Tata Power Co. Ltd's plan to convert one of the units at its Trombay power plant on the outskirts of Mumbai from an oil-based unit to a coal-run unit has received support from a Maharashtra government committee. The committee, set up after a snag at the plant in September led to power outages across the city, has recommended the conversion be done on a priority basis. The committee was chaired by state energy secretary Ajoy Mehta.
The proposal continues to face opposition from political parties like the Shiv Sena and non-government organizations that are resisting the conversion on grounds that it would add to pollution levels.
Tata Power's Trombay power plant has a total capacity of 1,580 megawatts (MW). On 2 September, a 500MW unit developed a snag, after another 250MW unit had been shut for maintenance. This lead to power outages across the city.
Tata Power reduced supplies, increased generation at its hydro power units and activated a 500MW oil-based unit, which had been on standby. However, the power generated using liquid fuel such as furnace oil, diesel and naphtha costs Rs.12-14 per unit, compared with the Rs.2-4 per unit cost of coal-based power.
This led to a dispute between Tata Power and BEST (Brihanmumbai Electric Supply and Transport), which distributes power between Colaba and Nariman Point in South and Mahim and Sion in the North, over who would pay for the higher cost. It is this unit that Tata Power now wants to run on coal.
In its report, the government committee recommends that in order to avoid such situations in the future, "urgent steps should be taken for conversion of Unit 6 from oil based to coal one." However, the Shiv Sena, which was in opposition then, and various non-governmental organizations continue to oppose the proposed conversion. They claim that the eastern suburbs are already among the most polluted parts of the city. Conversion of Tata Power's power plant from oil to coal will add to the pollution levels, they claim.
"We joining the government doesn't change the situation on ground, so our opposition for such conversion will continue and if government is serious about solving Mumbai's power woes then it should come out with policies which will increase installation of rooftop solar panels on large residential, commercial and educational buildings in city," said Arvind Sawant, a Sena member of parliament and spokesman.

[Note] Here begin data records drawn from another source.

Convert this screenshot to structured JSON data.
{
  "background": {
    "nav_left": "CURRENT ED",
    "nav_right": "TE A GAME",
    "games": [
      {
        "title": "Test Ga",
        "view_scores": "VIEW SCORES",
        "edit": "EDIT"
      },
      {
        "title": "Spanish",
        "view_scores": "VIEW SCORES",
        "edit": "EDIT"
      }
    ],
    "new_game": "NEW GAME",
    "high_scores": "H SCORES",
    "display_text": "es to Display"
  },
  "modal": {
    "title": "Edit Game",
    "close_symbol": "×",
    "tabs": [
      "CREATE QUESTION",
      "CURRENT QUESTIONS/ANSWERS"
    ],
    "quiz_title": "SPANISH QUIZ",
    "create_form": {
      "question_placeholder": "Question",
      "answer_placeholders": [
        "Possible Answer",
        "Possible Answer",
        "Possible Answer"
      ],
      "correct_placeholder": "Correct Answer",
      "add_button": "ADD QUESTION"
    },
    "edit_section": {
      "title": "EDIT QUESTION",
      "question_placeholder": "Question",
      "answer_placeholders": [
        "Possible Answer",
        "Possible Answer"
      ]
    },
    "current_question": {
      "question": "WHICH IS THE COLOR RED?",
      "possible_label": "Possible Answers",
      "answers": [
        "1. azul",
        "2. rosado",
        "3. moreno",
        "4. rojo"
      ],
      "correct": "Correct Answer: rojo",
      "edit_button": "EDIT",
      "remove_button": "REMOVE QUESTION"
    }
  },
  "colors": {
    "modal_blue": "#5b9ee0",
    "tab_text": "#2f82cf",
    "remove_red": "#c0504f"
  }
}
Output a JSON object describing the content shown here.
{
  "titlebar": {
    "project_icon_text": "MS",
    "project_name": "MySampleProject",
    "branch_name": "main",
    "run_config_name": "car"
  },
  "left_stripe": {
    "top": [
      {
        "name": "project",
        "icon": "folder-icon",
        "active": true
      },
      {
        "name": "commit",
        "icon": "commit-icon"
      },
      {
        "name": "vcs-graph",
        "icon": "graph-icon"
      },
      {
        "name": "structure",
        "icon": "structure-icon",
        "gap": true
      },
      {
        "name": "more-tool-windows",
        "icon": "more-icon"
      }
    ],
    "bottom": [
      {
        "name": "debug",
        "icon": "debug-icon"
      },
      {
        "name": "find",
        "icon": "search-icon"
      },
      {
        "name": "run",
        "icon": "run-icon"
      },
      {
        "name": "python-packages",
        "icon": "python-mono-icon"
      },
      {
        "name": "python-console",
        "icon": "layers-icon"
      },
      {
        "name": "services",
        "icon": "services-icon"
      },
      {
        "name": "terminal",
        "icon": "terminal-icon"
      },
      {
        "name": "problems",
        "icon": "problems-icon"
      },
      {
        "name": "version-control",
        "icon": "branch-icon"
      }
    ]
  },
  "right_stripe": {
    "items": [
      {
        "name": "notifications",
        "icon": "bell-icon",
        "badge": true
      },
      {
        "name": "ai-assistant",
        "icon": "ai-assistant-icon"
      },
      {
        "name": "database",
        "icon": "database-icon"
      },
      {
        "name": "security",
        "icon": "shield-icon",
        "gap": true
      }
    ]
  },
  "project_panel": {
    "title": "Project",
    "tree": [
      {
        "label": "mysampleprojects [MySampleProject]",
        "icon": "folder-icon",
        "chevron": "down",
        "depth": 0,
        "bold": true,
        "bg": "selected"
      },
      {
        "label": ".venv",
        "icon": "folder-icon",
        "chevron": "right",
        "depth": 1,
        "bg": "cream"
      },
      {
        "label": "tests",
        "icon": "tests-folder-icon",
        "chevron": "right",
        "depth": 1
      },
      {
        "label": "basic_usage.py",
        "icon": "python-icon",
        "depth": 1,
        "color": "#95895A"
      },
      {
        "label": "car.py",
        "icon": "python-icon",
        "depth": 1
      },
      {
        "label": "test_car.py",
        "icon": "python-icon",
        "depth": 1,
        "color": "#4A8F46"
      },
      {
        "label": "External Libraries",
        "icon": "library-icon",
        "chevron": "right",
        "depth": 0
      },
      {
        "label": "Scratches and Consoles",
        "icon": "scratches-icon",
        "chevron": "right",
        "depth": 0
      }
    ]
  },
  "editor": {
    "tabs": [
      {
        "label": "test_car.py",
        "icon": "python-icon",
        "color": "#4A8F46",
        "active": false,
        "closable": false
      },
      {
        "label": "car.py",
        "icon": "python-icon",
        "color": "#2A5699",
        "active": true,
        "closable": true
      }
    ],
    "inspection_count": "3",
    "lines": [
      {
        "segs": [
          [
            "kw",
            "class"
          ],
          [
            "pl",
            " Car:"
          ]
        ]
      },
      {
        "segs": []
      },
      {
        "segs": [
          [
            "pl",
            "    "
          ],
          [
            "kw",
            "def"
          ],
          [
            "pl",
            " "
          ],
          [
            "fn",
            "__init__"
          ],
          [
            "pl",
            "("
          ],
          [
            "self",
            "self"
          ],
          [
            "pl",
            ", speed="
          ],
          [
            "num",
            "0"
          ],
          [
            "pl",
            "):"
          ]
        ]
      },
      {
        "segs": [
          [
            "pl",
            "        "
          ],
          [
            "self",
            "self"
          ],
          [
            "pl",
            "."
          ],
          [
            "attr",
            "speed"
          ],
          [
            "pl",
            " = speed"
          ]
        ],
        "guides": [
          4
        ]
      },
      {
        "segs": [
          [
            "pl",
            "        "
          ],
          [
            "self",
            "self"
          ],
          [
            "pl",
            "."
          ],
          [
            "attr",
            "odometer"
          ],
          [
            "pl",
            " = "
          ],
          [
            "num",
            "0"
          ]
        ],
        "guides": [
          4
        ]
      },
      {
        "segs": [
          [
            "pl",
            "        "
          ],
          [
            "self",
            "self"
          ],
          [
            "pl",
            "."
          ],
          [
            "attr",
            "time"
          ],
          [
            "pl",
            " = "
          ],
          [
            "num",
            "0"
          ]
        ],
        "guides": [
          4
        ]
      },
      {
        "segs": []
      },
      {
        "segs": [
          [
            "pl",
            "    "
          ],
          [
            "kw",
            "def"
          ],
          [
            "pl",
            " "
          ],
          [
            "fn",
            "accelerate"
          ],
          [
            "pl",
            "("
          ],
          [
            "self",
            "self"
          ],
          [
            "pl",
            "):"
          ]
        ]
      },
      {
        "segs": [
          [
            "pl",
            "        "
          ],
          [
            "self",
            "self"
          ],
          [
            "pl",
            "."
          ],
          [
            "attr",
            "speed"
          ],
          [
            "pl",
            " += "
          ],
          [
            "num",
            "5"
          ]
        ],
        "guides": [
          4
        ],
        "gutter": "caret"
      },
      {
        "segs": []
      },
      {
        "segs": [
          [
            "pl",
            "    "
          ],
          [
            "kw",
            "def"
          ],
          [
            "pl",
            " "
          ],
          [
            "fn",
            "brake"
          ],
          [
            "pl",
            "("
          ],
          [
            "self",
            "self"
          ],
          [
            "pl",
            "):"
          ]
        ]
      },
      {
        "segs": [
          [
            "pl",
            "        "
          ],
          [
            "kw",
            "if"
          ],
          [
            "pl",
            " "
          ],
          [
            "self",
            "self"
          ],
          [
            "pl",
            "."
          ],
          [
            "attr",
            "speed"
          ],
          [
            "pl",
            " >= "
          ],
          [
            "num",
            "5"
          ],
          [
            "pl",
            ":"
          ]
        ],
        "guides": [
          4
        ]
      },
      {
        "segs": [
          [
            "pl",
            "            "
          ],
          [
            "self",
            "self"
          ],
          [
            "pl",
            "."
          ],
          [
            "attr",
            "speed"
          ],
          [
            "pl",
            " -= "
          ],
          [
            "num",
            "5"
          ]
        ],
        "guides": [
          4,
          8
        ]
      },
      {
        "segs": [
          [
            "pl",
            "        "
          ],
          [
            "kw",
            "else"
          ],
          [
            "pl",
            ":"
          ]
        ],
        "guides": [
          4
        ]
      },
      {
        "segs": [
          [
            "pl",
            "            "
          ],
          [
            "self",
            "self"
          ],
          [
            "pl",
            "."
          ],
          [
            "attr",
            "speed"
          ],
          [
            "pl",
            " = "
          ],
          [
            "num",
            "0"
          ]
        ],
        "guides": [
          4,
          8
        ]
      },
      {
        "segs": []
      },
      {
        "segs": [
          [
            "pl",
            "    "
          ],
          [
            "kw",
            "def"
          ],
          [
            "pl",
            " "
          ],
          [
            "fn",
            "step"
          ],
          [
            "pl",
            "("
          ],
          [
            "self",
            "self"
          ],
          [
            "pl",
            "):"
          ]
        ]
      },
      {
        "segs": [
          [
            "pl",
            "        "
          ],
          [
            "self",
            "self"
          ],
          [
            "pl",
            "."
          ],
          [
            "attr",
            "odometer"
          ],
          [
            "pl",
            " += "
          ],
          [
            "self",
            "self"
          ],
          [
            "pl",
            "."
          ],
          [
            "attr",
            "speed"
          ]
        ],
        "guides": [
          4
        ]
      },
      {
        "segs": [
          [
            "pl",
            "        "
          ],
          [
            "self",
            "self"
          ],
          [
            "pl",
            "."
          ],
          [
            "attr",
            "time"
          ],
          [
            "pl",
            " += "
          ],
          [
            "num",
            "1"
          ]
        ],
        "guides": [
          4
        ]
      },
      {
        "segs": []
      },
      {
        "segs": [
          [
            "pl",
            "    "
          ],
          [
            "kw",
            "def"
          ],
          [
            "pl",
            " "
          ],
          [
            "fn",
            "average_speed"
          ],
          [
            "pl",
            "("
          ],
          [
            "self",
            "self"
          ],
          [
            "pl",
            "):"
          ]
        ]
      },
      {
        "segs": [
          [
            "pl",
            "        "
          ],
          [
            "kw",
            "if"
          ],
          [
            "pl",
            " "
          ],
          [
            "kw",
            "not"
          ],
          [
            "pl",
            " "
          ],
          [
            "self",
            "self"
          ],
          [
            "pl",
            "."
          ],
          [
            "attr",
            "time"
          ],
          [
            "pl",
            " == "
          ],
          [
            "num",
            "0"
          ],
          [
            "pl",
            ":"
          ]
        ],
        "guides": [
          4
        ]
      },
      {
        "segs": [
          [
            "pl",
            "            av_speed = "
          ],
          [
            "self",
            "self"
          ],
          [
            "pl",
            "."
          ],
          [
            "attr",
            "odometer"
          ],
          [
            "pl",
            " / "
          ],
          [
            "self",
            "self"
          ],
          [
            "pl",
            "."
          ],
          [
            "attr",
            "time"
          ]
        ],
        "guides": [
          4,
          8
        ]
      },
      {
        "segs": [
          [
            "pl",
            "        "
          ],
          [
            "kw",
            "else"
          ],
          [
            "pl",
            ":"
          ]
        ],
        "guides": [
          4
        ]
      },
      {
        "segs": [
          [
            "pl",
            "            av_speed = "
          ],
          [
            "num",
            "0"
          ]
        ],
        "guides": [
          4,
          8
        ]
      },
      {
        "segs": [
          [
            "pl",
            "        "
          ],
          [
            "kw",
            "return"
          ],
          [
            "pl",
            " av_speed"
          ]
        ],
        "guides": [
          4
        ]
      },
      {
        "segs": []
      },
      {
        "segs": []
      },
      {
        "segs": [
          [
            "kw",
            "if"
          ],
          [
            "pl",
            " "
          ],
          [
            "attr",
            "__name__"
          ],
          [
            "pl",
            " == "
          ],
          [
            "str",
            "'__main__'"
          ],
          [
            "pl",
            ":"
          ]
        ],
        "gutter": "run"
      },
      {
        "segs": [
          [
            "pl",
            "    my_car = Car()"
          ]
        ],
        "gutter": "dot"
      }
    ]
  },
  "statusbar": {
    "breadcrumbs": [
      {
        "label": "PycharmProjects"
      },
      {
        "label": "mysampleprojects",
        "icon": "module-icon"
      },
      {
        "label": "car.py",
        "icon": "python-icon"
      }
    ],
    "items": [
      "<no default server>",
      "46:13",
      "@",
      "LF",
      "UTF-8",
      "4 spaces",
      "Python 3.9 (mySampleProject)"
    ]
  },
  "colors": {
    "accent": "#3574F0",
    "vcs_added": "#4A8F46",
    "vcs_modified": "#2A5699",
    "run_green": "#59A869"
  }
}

Environmental activist and trustee of the Conservation Action Trust, Debi Goenka, said Tata Power received permission to start work on the unit in the mid-1980s only after it submitted an affidavit to the Bombay high court that the unit will run either on oil or gas and coal would not be used to fuel it. "...now, Tata Power wants to go back on its word for short-term commercial gains, which is not in the interest of city," said Goenka.
The management of Tata Power countered these concerns by saying it has environmental clearance for the proposed conversion. "We already have environmental clearance in place for such conversion, but we want political consensus before we start work as we don't want to impose on the people of the city," said Tata Power's managing director Anil Sardana in a media briefing after the 2 September outage. Goenka said the environment clearance had been challenged before the National Green Tribunal. A hearing is scheduled for 22 January.
"Considering liquid fuel based power is very costly and there are constraints on bringing power in Mumbai from outside, conversion on coal of unit 6 is the only option," said Ashok Pendse, an independent power sector analyst, adding that the Sena's suggestion to use solar power was impractical.
"On an average to generate 1MW of power one needs five acres of land; even if we use Mumbai's rooftop potential to fullest, generating 500MW of power won't be possible," he said.